(Dataset entries)
________
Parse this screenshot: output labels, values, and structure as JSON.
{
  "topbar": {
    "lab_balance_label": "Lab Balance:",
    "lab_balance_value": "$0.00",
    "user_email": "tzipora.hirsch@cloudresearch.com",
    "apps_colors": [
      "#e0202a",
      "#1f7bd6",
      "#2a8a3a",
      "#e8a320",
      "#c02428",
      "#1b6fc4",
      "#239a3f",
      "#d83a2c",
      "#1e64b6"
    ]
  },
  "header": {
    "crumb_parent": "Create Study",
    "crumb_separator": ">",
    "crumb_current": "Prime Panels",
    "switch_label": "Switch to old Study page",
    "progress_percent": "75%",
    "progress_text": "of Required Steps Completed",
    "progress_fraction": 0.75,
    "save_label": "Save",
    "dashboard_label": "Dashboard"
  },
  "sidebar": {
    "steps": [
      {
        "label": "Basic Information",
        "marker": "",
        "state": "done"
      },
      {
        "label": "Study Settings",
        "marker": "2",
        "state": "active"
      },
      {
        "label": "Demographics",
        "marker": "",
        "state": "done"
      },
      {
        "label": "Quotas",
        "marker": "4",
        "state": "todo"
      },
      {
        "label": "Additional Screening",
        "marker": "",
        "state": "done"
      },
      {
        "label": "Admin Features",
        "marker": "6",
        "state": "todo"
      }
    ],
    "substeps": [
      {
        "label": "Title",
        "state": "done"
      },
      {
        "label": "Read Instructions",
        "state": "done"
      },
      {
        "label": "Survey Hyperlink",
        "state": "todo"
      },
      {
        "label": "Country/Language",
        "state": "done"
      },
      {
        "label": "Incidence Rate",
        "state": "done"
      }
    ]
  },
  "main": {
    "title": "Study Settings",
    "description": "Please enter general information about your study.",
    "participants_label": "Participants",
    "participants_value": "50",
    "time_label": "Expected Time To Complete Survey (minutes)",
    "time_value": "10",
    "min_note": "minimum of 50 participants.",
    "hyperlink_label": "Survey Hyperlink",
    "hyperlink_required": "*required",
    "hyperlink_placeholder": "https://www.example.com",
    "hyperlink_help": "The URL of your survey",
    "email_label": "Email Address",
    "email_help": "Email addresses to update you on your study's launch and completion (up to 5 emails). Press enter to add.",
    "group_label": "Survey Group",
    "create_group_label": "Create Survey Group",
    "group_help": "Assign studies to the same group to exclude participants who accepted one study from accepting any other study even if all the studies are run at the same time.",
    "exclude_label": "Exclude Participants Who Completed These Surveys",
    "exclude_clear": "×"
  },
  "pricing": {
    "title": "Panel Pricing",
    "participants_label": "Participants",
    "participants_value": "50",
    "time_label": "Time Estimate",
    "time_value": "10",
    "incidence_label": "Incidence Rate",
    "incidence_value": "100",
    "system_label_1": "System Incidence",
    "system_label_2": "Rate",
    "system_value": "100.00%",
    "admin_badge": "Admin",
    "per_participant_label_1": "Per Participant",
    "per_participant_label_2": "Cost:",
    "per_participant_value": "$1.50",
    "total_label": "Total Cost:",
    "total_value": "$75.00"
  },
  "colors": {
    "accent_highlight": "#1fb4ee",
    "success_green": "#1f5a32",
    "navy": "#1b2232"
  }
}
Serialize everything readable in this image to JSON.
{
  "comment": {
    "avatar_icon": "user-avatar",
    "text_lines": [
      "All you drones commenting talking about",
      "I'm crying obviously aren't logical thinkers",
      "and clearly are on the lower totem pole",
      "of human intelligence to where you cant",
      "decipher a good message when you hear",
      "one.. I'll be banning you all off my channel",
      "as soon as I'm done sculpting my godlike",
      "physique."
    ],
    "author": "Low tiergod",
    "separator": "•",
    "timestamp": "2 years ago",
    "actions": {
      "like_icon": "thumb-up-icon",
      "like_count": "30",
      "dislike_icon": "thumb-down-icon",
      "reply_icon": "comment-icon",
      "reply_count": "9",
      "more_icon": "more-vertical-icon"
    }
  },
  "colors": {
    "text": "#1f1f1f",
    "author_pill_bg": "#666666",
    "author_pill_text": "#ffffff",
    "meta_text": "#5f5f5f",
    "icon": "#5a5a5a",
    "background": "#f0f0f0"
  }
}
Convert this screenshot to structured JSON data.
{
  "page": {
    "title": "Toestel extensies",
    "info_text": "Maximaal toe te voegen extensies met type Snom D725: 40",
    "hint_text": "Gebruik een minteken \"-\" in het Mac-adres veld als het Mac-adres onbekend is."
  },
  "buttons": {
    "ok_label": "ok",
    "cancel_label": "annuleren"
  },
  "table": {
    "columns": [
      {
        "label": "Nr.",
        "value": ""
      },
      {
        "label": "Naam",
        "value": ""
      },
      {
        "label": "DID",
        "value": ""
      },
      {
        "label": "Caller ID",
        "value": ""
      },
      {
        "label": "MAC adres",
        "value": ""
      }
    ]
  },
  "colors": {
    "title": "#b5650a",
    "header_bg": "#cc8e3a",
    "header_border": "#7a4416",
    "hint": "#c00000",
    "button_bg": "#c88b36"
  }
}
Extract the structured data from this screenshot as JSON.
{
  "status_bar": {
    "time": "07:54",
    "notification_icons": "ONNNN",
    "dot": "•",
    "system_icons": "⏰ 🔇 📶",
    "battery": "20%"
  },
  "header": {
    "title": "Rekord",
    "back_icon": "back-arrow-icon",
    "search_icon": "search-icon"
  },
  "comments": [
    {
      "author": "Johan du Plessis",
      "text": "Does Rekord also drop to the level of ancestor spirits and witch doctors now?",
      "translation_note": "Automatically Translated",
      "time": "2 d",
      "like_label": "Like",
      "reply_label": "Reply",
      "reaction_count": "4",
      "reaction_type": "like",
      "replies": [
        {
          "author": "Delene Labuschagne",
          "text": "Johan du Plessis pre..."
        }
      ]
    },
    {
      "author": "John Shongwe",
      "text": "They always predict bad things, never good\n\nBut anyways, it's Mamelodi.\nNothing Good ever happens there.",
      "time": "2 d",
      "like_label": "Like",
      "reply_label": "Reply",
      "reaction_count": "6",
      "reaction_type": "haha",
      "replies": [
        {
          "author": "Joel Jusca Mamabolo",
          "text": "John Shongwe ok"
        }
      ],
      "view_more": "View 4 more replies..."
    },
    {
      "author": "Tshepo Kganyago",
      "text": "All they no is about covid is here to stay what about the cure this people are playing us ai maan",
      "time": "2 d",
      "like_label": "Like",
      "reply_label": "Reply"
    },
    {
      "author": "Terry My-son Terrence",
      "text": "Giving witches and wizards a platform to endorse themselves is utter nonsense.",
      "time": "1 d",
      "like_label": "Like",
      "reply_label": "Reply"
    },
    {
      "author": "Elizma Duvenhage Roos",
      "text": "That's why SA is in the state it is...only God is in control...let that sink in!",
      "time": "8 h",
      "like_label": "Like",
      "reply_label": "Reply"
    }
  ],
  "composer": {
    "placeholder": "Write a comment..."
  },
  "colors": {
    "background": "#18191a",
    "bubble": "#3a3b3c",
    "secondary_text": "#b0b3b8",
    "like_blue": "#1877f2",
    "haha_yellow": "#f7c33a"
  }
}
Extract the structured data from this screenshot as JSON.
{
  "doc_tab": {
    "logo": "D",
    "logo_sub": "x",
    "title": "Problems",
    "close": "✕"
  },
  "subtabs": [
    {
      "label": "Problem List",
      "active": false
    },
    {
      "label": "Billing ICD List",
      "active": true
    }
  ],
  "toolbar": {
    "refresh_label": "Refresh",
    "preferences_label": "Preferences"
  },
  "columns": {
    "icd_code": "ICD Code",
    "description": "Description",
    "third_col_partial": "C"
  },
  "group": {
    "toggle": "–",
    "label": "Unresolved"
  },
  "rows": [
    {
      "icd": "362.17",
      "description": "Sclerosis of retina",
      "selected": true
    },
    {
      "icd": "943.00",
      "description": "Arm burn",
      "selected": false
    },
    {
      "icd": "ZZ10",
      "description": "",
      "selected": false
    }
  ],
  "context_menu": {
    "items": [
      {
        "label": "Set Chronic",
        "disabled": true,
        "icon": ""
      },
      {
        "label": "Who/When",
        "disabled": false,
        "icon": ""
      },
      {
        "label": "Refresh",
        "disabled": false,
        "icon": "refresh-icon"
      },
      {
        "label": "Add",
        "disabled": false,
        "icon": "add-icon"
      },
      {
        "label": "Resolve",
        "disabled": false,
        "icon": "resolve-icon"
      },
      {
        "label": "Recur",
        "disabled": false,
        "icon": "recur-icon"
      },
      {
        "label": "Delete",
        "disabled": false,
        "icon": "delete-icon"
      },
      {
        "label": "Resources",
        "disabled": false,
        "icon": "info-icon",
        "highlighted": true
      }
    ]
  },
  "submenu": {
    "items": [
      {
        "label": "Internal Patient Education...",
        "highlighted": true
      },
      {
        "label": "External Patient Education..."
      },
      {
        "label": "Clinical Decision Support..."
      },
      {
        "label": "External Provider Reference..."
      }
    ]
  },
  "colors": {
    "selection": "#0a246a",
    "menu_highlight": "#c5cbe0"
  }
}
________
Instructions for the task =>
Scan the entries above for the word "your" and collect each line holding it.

Answer for this exercise =>
    "description": "Please enter general information about your study.",
    "hyperlink_help": "The URL of your survey",
    "email_help": "Email addresses to update you on your study's launch and completion (up to 5 emails). Press enter to add.",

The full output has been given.